• _EXERCISE DIRECTIONS_
Exactly the lines from the one with "Convert this screenshot" to the end of the entries should appear in your answer, retyped word for word.

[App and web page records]

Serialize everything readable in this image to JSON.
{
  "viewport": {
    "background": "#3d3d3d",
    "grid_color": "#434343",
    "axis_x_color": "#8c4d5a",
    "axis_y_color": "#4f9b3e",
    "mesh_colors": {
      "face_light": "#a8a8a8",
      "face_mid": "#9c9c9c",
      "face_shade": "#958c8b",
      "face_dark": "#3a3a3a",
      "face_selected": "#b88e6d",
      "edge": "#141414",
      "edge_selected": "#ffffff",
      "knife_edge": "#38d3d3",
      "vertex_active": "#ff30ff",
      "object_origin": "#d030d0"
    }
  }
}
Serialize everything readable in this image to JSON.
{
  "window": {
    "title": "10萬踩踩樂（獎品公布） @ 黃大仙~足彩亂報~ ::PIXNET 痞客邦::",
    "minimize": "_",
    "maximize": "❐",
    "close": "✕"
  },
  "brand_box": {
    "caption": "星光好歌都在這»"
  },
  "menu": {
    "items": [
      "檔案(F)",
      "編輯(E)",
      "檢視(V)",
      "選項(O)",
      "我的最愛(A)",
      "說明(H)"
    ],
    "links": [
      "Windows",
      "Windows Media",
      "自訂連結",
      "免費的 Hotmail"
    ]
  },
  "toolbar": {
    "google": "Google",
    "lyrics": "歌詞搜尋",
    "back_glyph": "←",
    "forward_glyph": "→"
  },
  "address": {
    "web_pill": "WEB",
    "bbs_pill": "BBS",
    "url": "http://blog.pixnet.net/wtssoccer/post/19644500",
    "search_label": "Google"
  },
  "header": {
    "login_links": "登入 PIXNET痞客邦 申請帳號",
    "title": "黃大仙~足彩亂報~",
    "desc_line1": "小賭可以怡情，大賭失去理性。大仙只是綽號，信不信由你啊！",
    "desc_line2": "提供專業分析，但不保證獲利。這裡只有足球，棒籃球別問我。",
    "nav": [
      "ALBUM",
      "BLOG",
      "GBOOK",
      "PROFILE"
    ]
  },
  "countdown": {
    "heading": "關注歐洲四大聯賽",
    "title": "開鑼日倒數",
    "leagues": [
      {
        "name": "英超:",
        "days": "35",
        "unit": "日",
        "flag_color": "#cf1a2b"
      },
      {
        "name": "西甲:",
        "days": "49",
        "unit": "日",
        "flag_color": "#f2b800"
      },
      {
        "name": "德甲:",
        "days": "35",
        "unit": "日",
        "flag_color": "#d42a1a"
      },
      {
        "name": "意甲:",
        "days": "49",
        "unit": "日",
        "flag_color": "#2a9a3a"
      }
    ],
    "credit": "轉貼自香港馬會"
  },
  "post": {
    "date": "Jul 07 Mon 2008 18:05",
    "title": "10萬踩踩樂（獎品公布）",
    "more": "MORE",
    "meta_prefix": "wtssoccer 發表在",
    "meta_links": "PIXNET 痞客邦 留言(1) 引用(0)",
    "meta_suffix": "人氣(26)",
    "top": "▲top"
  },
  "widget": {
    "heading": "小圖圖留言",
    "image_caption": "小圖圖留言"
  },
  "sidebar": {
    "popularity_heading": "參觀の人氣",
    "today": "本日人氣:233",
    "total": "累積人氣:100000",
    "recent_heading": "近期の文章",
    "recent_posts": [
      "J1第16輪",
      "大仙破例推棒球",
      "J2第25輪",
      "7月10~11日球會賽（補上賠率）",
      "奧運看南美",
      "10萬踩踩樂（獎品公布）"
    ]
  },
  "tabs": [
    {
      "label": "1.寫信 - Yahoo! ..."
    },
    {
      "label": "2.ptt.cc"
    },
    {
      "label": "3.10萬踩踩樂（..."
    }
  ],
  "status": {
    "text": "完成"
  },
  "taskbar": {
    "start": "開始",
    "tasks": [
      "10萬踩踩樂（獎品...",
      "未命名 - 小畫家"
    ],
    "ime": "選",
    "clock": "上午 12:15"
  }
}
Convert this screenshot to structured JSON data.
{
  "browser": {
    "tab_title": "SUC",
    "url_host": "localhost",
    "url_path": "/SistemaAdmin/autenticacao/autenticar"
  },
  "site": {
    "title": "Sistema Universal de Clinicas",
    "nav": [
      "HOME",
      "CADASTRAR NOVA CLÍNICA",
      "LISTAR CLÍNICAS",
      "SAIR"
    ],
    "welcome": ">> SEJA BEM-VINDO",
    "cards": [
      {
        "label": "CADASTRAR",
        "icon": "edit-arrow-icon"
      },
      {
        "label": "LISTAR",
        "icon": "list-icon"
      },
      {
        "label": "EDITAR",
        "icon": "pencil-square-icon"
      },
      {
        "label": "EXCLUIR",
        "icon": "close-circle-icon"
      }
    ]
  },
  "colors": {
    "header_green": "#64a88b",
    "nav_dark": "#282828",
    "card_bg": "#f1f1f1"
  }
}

• _SOLVED PROBLEM_
Convert this screenshot to structured JSON data.
{
  "browser": {
    "tab_title": "SUC",
    "url_host": "localhost",
    "url_path": "/SistemaAdmin/autenticacao/autenticar"
  },
  "site": {
    "title": "Sistema Universal de Clinicas",
    "nav": [
      "HOME",
      "CADASTRAR NOVA CLÍNICA",
      "LISTAR CLÍNICAS",
      "SAIR"
    ],
    "welcome": ">> SEJA BEM-VINDO",
    "cards": [
      {
        "label": "CADASTRAR",
        "icon": "edit-arrow-icon"
      },
      {
        "label": "LISTAR",
        "icon": "list-icon"
      },
      {
        "label": "EDITAR",
        "icon": "pencil-square-icon"
      },
      {
        "label": "EXCLUIR",
        "icon": "close-circle-icon"
      }
    ]
  },
  "colors": {
    "header_green": "#64a88b",
    "nav_dark": "#282828",
    "card_bg": "#f1f1f1"
  }
}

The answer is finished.